The Methodology We Used to Calculate Cost Per Minute: Account-based.
As this report gets covered by the media, many have their own methods on how to calculate cost per minute, including the FCC. Our analysis is consumer-simple:
To read about our methodology and issues with the FCC and other data analysis in detail: http://www.newnetworks.com/Methodteletruthsurvey.htm
We are also proposing a per-minute box on every phone bill --- imagine a customer finding out that are paying $4.50 a minute for calls.
Deregulation, Consolidation and No Competition. In 2004, AT&T, MCI, Cox and even Sprint were all selling against SBC-California, formerly Pacific Bell.
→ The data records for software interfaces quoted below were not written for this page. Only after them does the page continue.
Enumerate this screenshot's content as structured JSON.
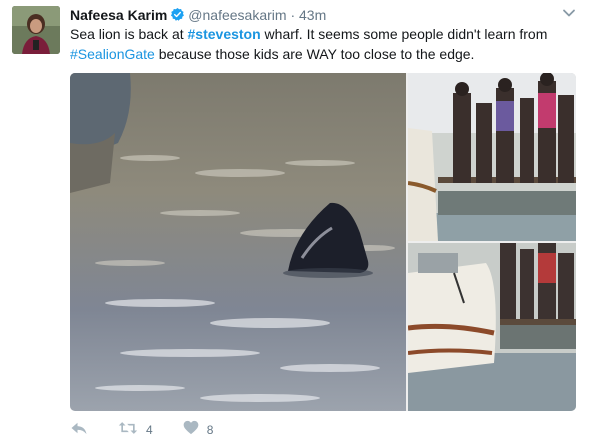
{
  "tweet": {
    "author_name": "Nafeesa Karim",
    "handle": "@nafeesakarim",
    "separator": "·",
    "time": "43m",
    "text_1": "Sea lion is back at ",
    "hashtag_1": "#steveston",
    "text_2": " wharf. It seems some people didn't learn from ",
    "hashtag_2": "#SealionGate",
    "text_3": " because those kids are WAY too close to the edge.",
    "retweet_count": "4",
    "like_count": "8"
  },
  "icons": {
    "verified": "verified-badge-icon",
    "menu": "chevron-down-icon",
    "reply": "reply-icon",
    "retweet": "retweet-icon",
    "like": "heart-icon"
  },
  "colors": {
    "link": "#1b95e0",
    "muted": "#657786",
    "verified": "#1da1f2"
  }
}
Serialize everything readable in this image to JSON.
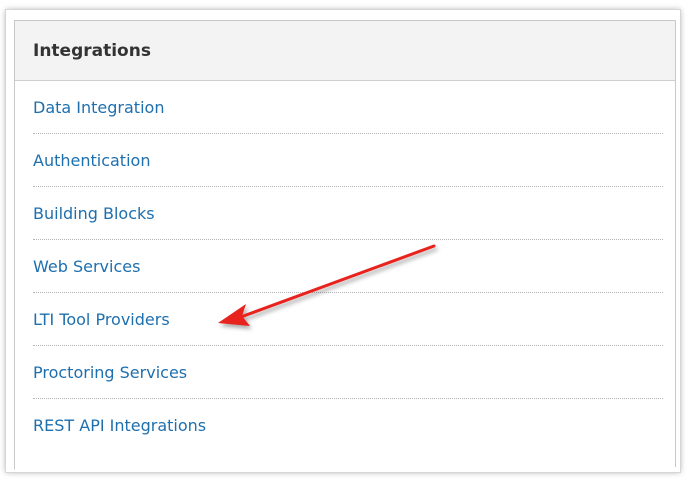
{
  "panel": {
    "title": "Integrations",
    "links": [
      {
        "label": "Data Integration"
      },
      {
        "label": "Authentication"
      },
      {
        "label": "Building Blocks"
      },
      {
        "label": "Web Services"
      },
      {
        "label": "LTI Tool Providers"
      },
      {
        "label": "Proctoring Services"
      },
      {
        "label": "REST API Integrations"
      }
    ]
  },
  "annotation": {
    "arrow_color": "#e8201c",
    "points_to": "LTI Tool Providers"
  },
  "colors": {
    "link": "#1e6fae",
    "header_bg": "#f3f3f3",
    "title": "#333333"
  }
}
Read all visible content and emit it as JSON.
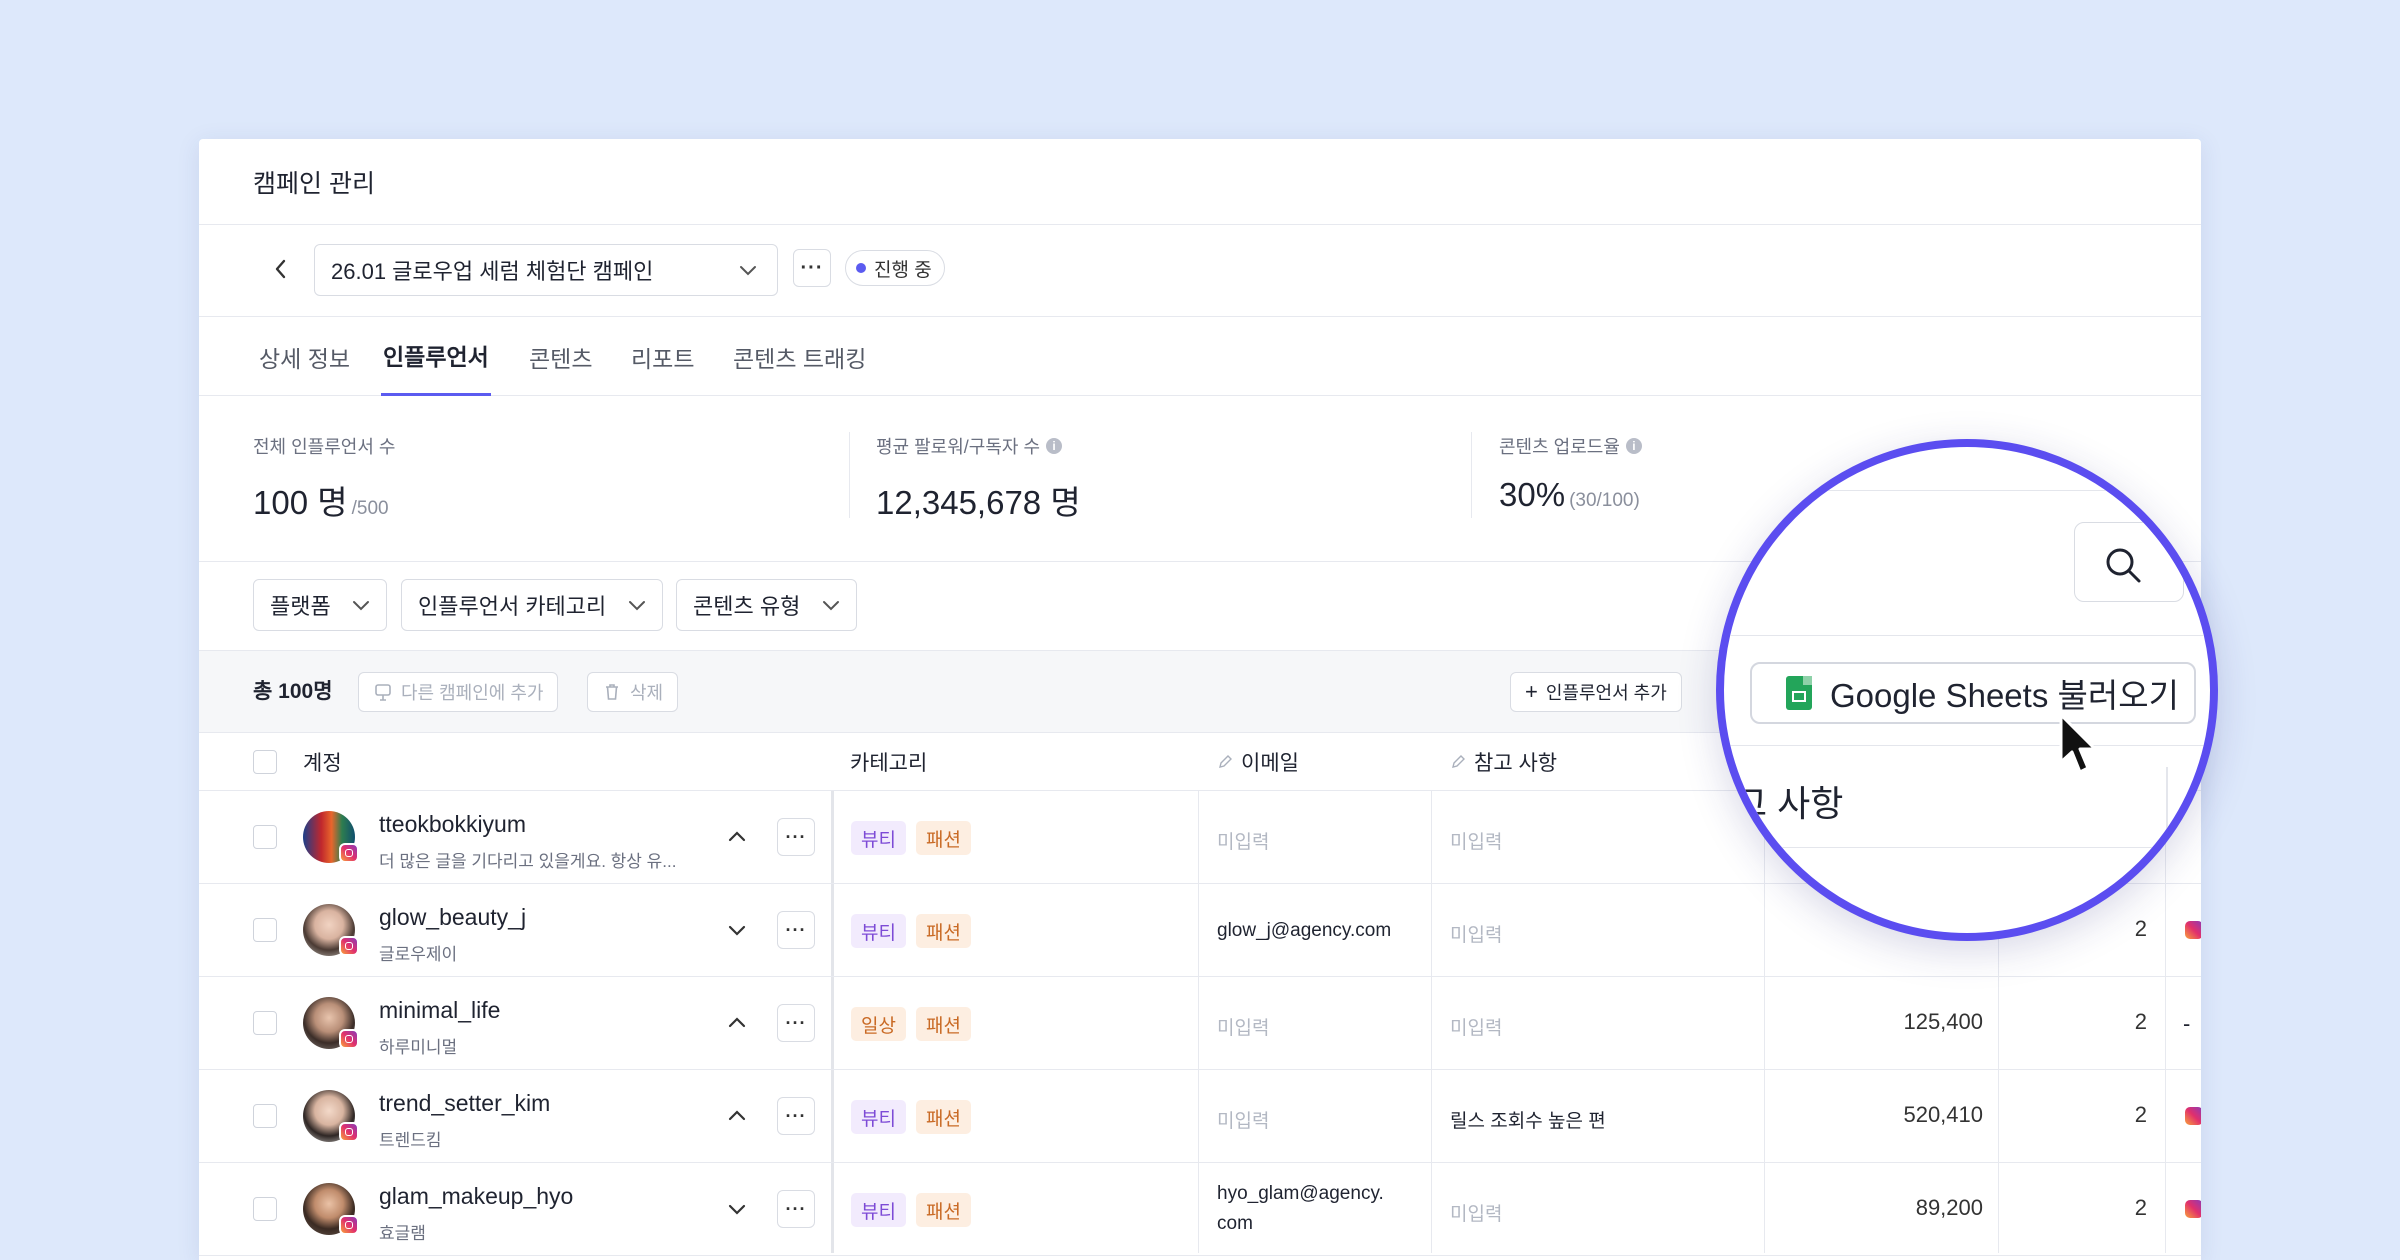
{
  "header": {
    "title": "캠페인 관리"
  },
  "campaign": {
    "name": "26.01 글로우업 세럼 체험단 캠페인",
    "status": "진행 중",
    "status_color": "#5b5bf0"
  },
  "tabs": [
    {
      "label": "상세 정보"
    },
    {
      "label": "인플루언서"
    },
    {
      "label": "콘텐츠"
    },
    {
      "label": "리포트"
    },
    {
      "label": "콘텐츠 트래킹"
    }
  ],
  "active_tab": "인플루언서",
  "stats": [
    {
      "label": "전체 인플루언서 수",
      "value": "100 명",
      "sub": "/500",
      "info": false
    },
    {
      "label": "평균 팔로워/구독자 수",
      "value": "12,345,678 명",
      "sub": "",
      "info": true
    },
    {
      "label": "콘텐츠 업로드율",
      "value": "30%",
      "sub": "(30/100)",
      "info": true
    }
  ],
  "filters": [
    {
      "label": "플랫폼"
    },
    {
      "label": "인플루언서 카테고리"
    },
    {
      "label": "콘텐츠 유형"
    }
  ],
  "toolbar": {
    "total": "총 100명",
    "add_to_other": "다른 캠페인에 추가",
    "delete": "삭제",
    "add_influencer": "인플루언서 추가"
  },
  "columns": [
    {
      "label": "계정"
    },
    {
      "label": "카테고리"
    },
    {
      "label": "이메일"
    },
    {
      "label": "참고 사항"
    }
  ],
  "rows": [
    {
      "account": "tteokbokkiyum",
      "sub": "더 많은 글을 기다리고 있을게요. 항상 유...",
      "expanded": true,
      "tags": [
        "뷰티",
        "패션"
      ],
      "email": "미입력",
      "email_empty": true,
      "note": "미입력",
      "note_empty": true,
      "followers": "",
      "count": ""
    },
    {
      "account": "glow_beauty_j",
      "sub": "글로우제이",
      "expanded": false,
      "tags": [
        "뷰티",
        "패션"
      ],
      "email": "glow_j@agency.com",
      "email_empty": false,
      "note": "미입력",
      "note_empty": true,
      "followers": "",
      "count": "2"
    },
    {
      "account": "minimal_life",
      "sub": "하루미니멀",
      "expanded": true,
      "tags": [
        "일상",
        "패션"
      ],
      "email": "미입력",
      "email_empty": true,
      "note": "미입력",
      "note_empty": true,
      "followers": "125,400",
      "count": "2",
      "extra": "-"
    },
    {
      "account": "trend_setter_kim",
      "sub": "트렌드킴",
      "expanded": true,
      "tags": [
        "뷰티",
        "패션"
      ],
      "email": "미입력",
      "email_empty": true,
      "note": "릴스 조회수 높은 편",
      "note_empty": false,
      "followers": "520,410",
      "count": "2"
    },
    {
      "account": "glam_makeup_hyo",
      "sub": "효글램",
      "expanded": false,
      "tags": [
        "뷰티",
        "패션"
      ],
      "email_line1": "hyo_glam@agency.",
      "email_line2": "com",
      "email_empty": false,
      "note": "미입력",
      "note_empty": true,
      "followers": "89,200",
      "count": "2"
    }
  ],
  "magnifier": {
    "sheets_button": "Google Sheets 불러오기",
    "column_text": "고 사항"
  },
  "colors": {
    "accent": "#5b4df0",
    "background": "#dde8fb",
    "tag_purple": "#f2ebfd",
    "tag_orange": "#fdeee1"
  }
}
Today, only Cox offers local and long distance to about 20% of customers. There are no other major players to help lower rates or explain to customers they are being gouged.
Meanwhile, the state commission has not confronted the cost increases, and simply increases local service, which is now the cornerstone of multiple revenue streams --- Local, long distance, DSL/Internet connectivity, and it can be argued wireless and sometimes satellite (DISH) as some customers get one bill with these services.
Worse, the California Public Utility Commission has 'deregulated' AT&T so much that they are detariffed'. They claim that AT&T is now a free market company, no longer a utility, and customers now get contracts instead of the traditional tariffs. All because there is serious competition.
In light of competition in the telephone marketplace by new providers, the CPUC allowed landline phone companies to detariff their service offerings and to do business in this new way to further promote competition and empower consumers in the rapidly changing telecommunications market.
What is detarrifing A landline phone company is no longer required to file tariffs with the CPUC. Instead, the company may enter into Service Agreements with consumers. These Service Agreements contain the prices, terms, and conditions for services. The telephone company must still file tariffs for basic residential telephone service (the dial tone and local service of a residential customers phone service, exclusive of special options) with the CPUC, but can detariff other types of services, such as Call Waiting, Call Forwarding, and Caller ID.
In short, in
Competition must mean there are
competitors offering service through the media that a
customer can actually get. We found no serious competition
The state never put through a
comprehensive truth-in-billing plan that would
have cleaned up some of the confusion and misrepresentation
of the carriers about the costs of services, and so, today,
were now back to the Old West every customer
for themselves. We note one bright spot are the active
consumer groups, such as UCAN and TURN in